As I was mulling over what health topic to write on, I thought, why not talk about one of my favorite subjects, good food. I love good food. When I get a food craving, I will drive a couple hours, even, to get my fix. So when the topic of bone broth popped into my head, I let it slowly simmer on the back burner of my brain.
To me, nothing comes closer to home cooking than a beautifully prepared soup broth. I grew up with bone broths. From my earliest memories, my family would always start dinner with a bowl of some type of broth based soup, usually made from chicken, pork, or beef bones. I was reading an article in Lucky Peach food zine a few months ago about bone marrow and the virtues of bone broth. It reminded me of a paper in the Townsend Letters I had read years ago, in medical school, about the healing properties of bone broth. I finally got a knock in the head as I was sucking down some divine bone marrow at Sense Restaurant a couple weeks ago. Eureka! The broth has finally gelled.

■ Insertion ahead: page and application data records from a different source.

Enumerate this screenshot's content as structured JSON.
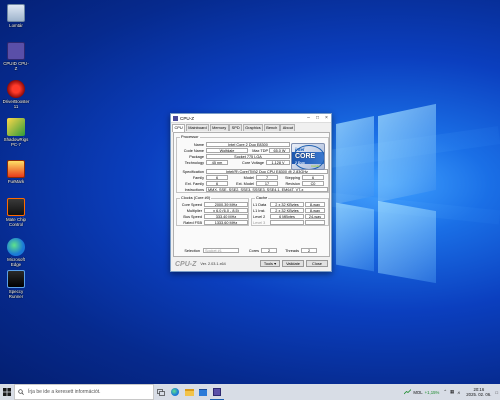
{
  "desktop": {
    "icons": [
      {
        "label": "Lomtár",
        "icon": "recycle-bin-icon"
      },
      {
        "label": "CPUID CPU-Z",
        "icon": "cpuz-icon"
      },
      {
        "label": "DriverBooster 11",
        "icon": "driverbooster-icon"
      },
      {
        "label": "ShadowRigs PC-7",
        "icon": "shadowrigs-icon"
      },
      {
        "label": "FurMark",
        "icon": "furmark-icon"
      },
      {
        "label": "Mate Chip Control",
        "icon": "mate-chip-icon"
      },
      {
        "label": "Microsoft Edge",
        "icon": "edge-icon"
      },
      {
        "label": "Speccy Runner",
        "icon": "speccy-icon"
      }
    ]
  },
  "window": {
    "title": "CPU-Z",
    "tabs": [
      "CPU",
      "Mainboard",
      "Memory",
      "SPD",
      "Graphics",
      "Bench",
      "About"
    ],
    "active_tab": "CPU",
    "processor": {
      "group_label": "Processor",
      "name_label": "Name",
      "name": "Intel Core 2 Duo E8300",
      "codename_label": "Code Name",
      "codename": "Wolfdale",
      "maxtdp_label": "Max TDP",
      "maxtdp": "65.0 W",
      "package_label": "Package",
      "package": "Socket 775 LGA",
      "technology_label": "Technology",
      "technology": "45 nm",
      "corevoltage_label": "Core Voltage",
      "corevoltage": "1.128 V",
      "spec_label": "Specification",
      "spec": "Intel(R) Core(TM)2 Duo CPU    E8300  @ 2.83GHz",
      "family_label": "Family",
      "family": "6",
      "model_label": "Model",
      "model": "7",
      "stepping_label": "Stepping",
      "stepping": "6",
      "extfamily_label": "Ext. Family",
      "extfamily": "6",
      "extmodel_label": "Ext. Model",
      "extmodel": "17",
      "revision_label": "Revision",
      "revision": "C0",
      "instructions_label": "Instructions",
      "instructions": "MMX, SSE, SSE2, SSE3, SSSE3, SSE4.1, EM64T, VT-x"
    },
    "logo": {
      "brand": "intel",
      "line": "CORE",
      "sub": "2 Duo",
      "tag": "inside"
    },
    "clocks": {
      "group_label": "Clocks (Core #0)",
      "corespeed_label": "Core Speed",
      "corespeed": "2000.39 MHz",
      "multiplier_label": "Multiplier",
      "multiplier": "x 6.0 (6.0 - 8.5)",
      "busspeed_label": "Bus Speed",
      "busspeed": "333.40 MHz",
      "ratedfsb_label": "Rated FSB",
      "ratedfsb": "1333.60 MHz"
    },
    "cache": {
      "group_label": "Cache",
      "l1data_label": "L1 Data",
      "l1data": "2 x 32 KBytes",
      "l1data_way": "8-way",
      "l1inst_label": "L1 Inst.",
      "l1inst": "2 x 32 KBytes",
      "l1inst_way": "8-way",
      "level2_label": "Level 2",
      "level2": "6 MBytes",
      "level2_way": "24-way",
      "level3_label": "Level 3",
      "level3": "",
      "level3_way": ""
    },
    "selection": {
      "label": "Selection",
      "value": "Socket #1",
      "cores_label": "Cores",
      "cores": "2",
      "threads_label": "Threads",
      "threads": "2"
    },
    "footer": {
      "brand": "CPU-Z",
      "version": "Ver. 2.03.1.x64",
      "tools_label": "Tools",
      "validate_label": "Validate",
      "close_label": "Close"
    }
  },
  "taskbar": {
    "search_placeholder": "Írja be ide a keresett információt.",
    "stock_name": "MOL",
    "stock_change": "+1,15%",
    "time": "20:16",
    "date": "2025. 02. 06."
  },
  "colors": {
    "accent": "#1d5fb0",
    "stock_up": "#1a8a2a"
  }
}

Chicken soup has been a common home remedy for simple colds and flu, but it’s far from old-fashioned. Bone broth is a nutrient-dense, immune boosting, super food with roots that go back centuries. Bone broths are usually made from the left over chicken or turkey carcass, pork knuckles, or ox tails. What most people don’t realize is that bone is a connective tissue. The properties of bone include: Minerals (calcium, magnesium), Cartilage (collagen, glycosaminoglycans (GAGs), chondroitant), Marrow (stem cells for RBC, WBC, PLT, immune building), and Gelatin (skin, hair, nails). When you break down the bone by slowly boiling it for a long time, your body is able to easily absorb and utilize these key components.

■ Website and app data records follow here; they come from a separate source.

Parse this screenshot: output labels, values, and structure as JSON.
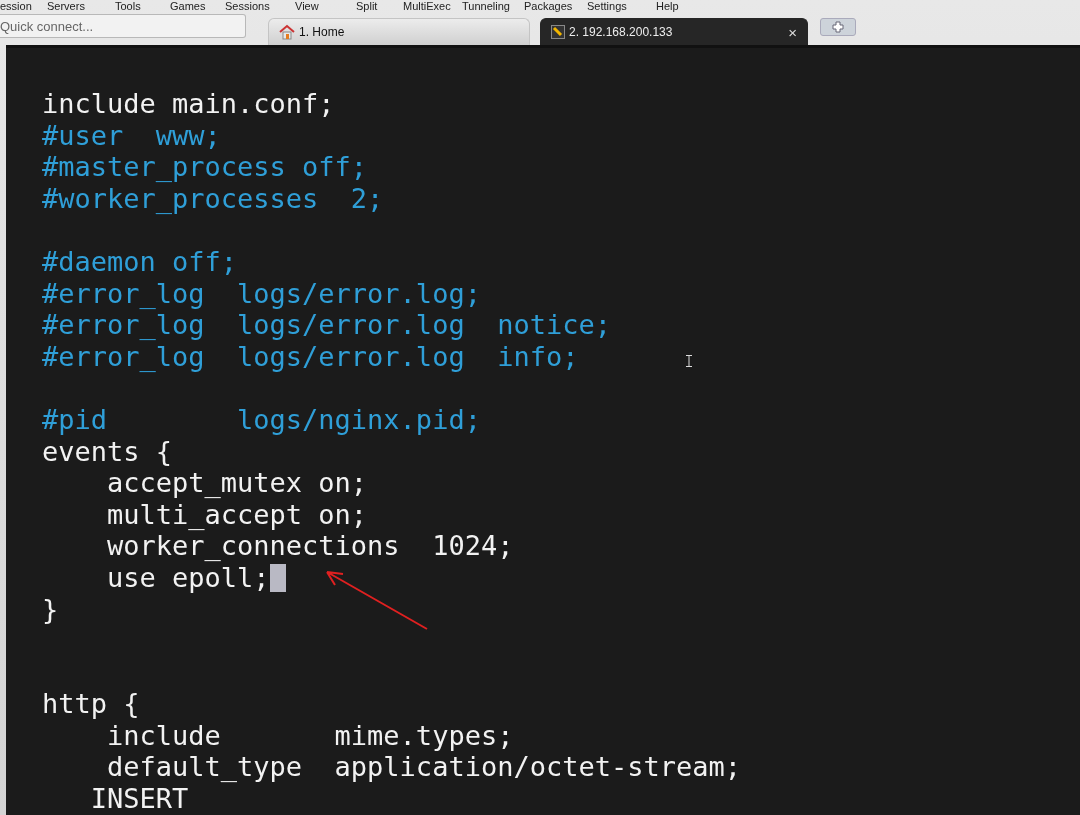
{
  "menu": [
    "ession",
    "Servers",
    "Tools",
    "Games",
    "Sessions",
    "View",
    "Split",
    "MultiExec",
    "Tunneling",
    "Packages",
    "Settings",
    "Help"
  ],
  "quick_connect": {
    "placeholder": "Quick connect..."
  },
  "tabs": [
    {
      "label": "1. Home",
      "kind": "home",
      "selected": false
    },
    {
      "label": "2. 192.168.200.133",
      "kind": "ssh",
      "selected": true
    }
  ],
  "close_tab": "×",
  "terminal": {
    "lines": [
      {
        "kind": "code",
        "text": "include main.conf;",
        "cursor": false
      },
      {
        "kind": "comment",
        "text": "#user  www;",
        "cursor": false
      },
      {
        "kind": "comment",
        "text": "#master_process off;",
        "cursor": false
      },
      {
        "kind": "comment",
        "text": "#worker_processes  2;",
        "cursor": false
      },
      {
        "kind": "blank",
        "cursor": false
      },
      {
        "kind": "comment",
        "text": "#daemon off;",
        "cursor": false
      },
      {
        "kind": "comment",
        "text": "#error_log  logs/error.log;",
        "cursor": false
      },
      {
        "kind": "comment",
        "text": "#error_log  logs/error.log  notice;",
        "cursor": false
      },
      {
        "kind": "comment",
        "text": "#error_log  logs/error.log  info;",
        "cursor": false
      },
      {
        "kind": "blank",
        "cursor": false
      },
      {
        "kind": "comment",
        "text": "#pid        logs/nginx.pid;",
        "cursor": false
      },
      {
        "kind": "code",
        "text": "events {",
        "cursor": false
      },
      {
        "kind": "code",
        "text": "    accept_mutex on;",
        "cursor": false
      },
      {
        "kind": "code",
        "text": "    multi_accept on;",
        "cursor": false
      },
      {
        "kind": "code",
        "text": "    worker_connections  1024;",
        "cursor": false
      },
      {
        "kind": "code",
        "text": "    use epoll;",
        "cursor": true
      },
      {
        "kind": "code",
        "text": "}",
        "cursor": false
      },
      {
        "kind": "blank",
        "cursor": false
      },
      {
        "kind": "blank",
        "cursor": false
      },
      {
        "kind": "code",
        "text": "http {",
        "cursor": false
      },
      {
        "kind": "code",
        "text": "    include       mime.types;",
        "cursor": false
      },
      {
        "kind": "code",
        "text": "    default_type  application/octet-stream;",
        "cursor": false
      }
    ],
    "mode": "INSERT"
  }
}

Traditionally, bone broths were used for a multitude of conditions such as: anemia, digestive issues, malnutrition, weight loss, muscle wasting, cancer, low immune function, osteoporosis, arthritis, and thinning hair, skin, and nails. Broths were sipped more like a medicinal tea than as soup. In modern practice, the healing properties of bone broth are under-valued and under-utilized. However, the health benefits are clear. Because bone broths are so nourishing, I highly recommend them to everyone, regardless of health status. I especially recommend them to my cancer patients because of the immune supportive properties and high nutrient density. Just sipping the broth throughout the day like a tea nourishes and tonifies your body. Sometimes you don’t have to travel hours to enjoy delicious, nutrient-dense, healing food.
Basic Broth Recipe

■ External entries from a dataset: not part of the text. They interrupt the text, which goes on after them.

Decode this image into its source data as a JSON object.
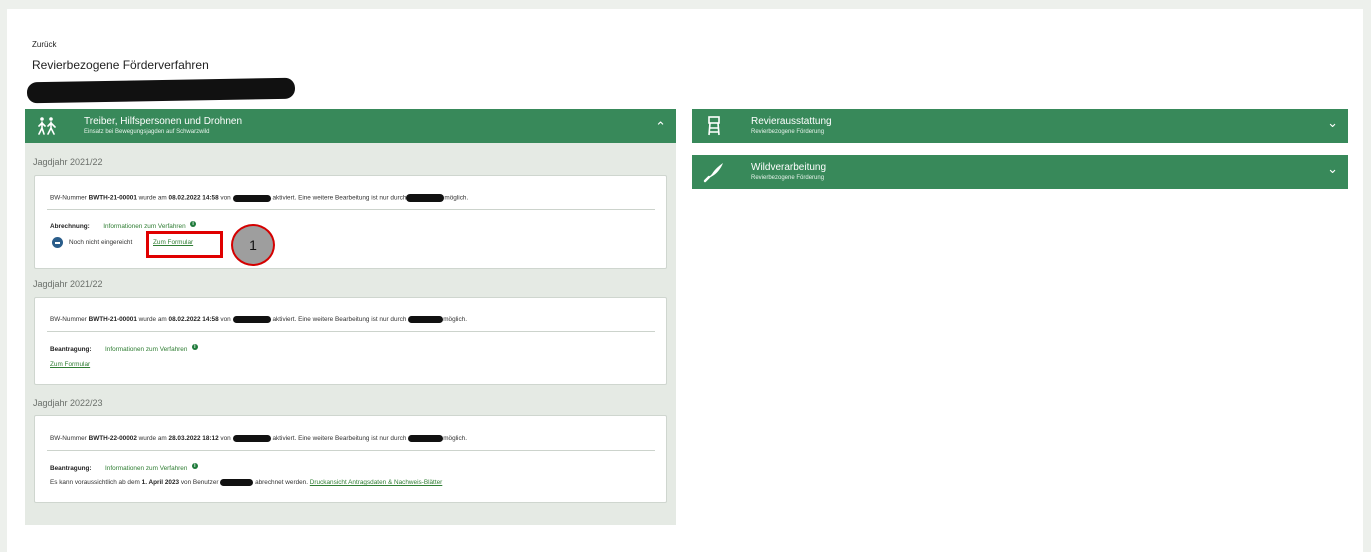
{
  "page": {
    "back_label": "Zurück",
    "title": "Revierbezogene Förderverfahren"
  },
  "panels": {
    "treiber": {
      "title": "Treiber, Hilfspersonen und Drohnen",
      "subtitle": "Einsatz bei Bewegungsjagden auf Schwarzwild",
      "icon": "people-walking-icon",
      "expanded": true,
      "chevron": "⌃"
    },
    "revier": {
      "title": "Revierausstattung",
      "subtitle": "Revierbezogene Förderung",
      "icon": "hunting-stand-icon",
      "chevron": "⌄"
    },
    "wild": {
      "title": "Wildverarbeitung",
      "subtitle": "Revierbezogene Förderung",
      "icon": "knife-icon",
      "chevron": "⌄"
    }
  },
  "entries": [
    {
      "year": "Jagdjahr 2021/22",
      "pre": "BW-Nummer ",
      "number": "BWTH-21-00001",
      "mid": " wurde am ",
      "date": "08.02.2022 14:58",
      "von": " von ",
      "after": "aktiviert. Eine weitere Bearbeitung ist nur durch",
      "end": "möglich.",
      "label": "Abrechnung:",
      "info_link": "Informationen zum Verfahren",
      "status": "Noch nicht eingereicht",
      "form_link": "Zum Formular"
    },
    {
      "year": "Jagdjahr 2021/22",
      "pre": "BW-Nummer ",
      "number": "BWTH-21-00001",
      "mid": " wurde am ",
      "date": "08.02.2022 14:58",
      "von": " von ",
      "after": "aktiviert. Eine weitere Bearbeitung ist nur durch ",
      "end": "möglich.",
      "label": "Beantragung:",
      "info_link": "Informationen zum Verfahren",
      "form_link": "Zum Formular"
    },
    {
      "year": "Jagdjahr 2022/23",
      "pre": "BW-Nummer ",
      "number": "BWTH-22-00002",
      "mid": " wurde am ",
      "date": "28.03.2022 18:12",
      "von": " von ",
      "after": "aktiviert. Eine weitere Bearbeitung ist nur durch ",
      "end": "möglich.",
      "label": "Beantragung:",
      "info_link": "Informationen zum Verfahren",
      "note_pre": "Es kann voraussichtlich ab dem ",
      "note_date": "1. April 2023",
      "note_mid": " von Benutzer ",
      "note_post": " abrechnet werden. ",
      "print_link": "Druckansicht Antragsdaten & Nachweis-Blätter"
    }
  ],
  "annotation": {
    "marker": "1"
  },
  "colors": {
    "header_green": "#38895a",
    "panel_bg": "#e5eae4",
    "link_green": "#2e7d32",
    "highlight_red": "#e00000"
  }
}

1. Bones (cooked or raw)—from poultry, fish, shellfish, beef, lamb
2. Water—start with cold water enough to cover bones
3. Vinegar (apple cider, red or white wine, rice)—2 tablespoons per 1 quart water or 2 pounds bones
4. Vegetables (optional)—celery, carrots, onions, garlic and parsley are the most traditionally used, but any will do. If added towards the end of cooking, mineral content will be higher.
5. Mushrooms (shitake, button, brown, white, etc.)- add towards the beginning. The more you cook them, the more immune boosting properties you get out of them.
Combine bones, water, mushrooms, and vinegar in a slow cooker. Turn onto low and cook for 24-48 hours. Add vegetables in last ½ hour of cooking (or at any point as convenience dictates). Strain through a colander or sieve, lined with cheesecloth for a clearer broth. Discard the bones. If uncooked meat was used to start with, reserve the meat for soup or salads. Broth may be frozen for months or kept in the refrigerator for about 5 days.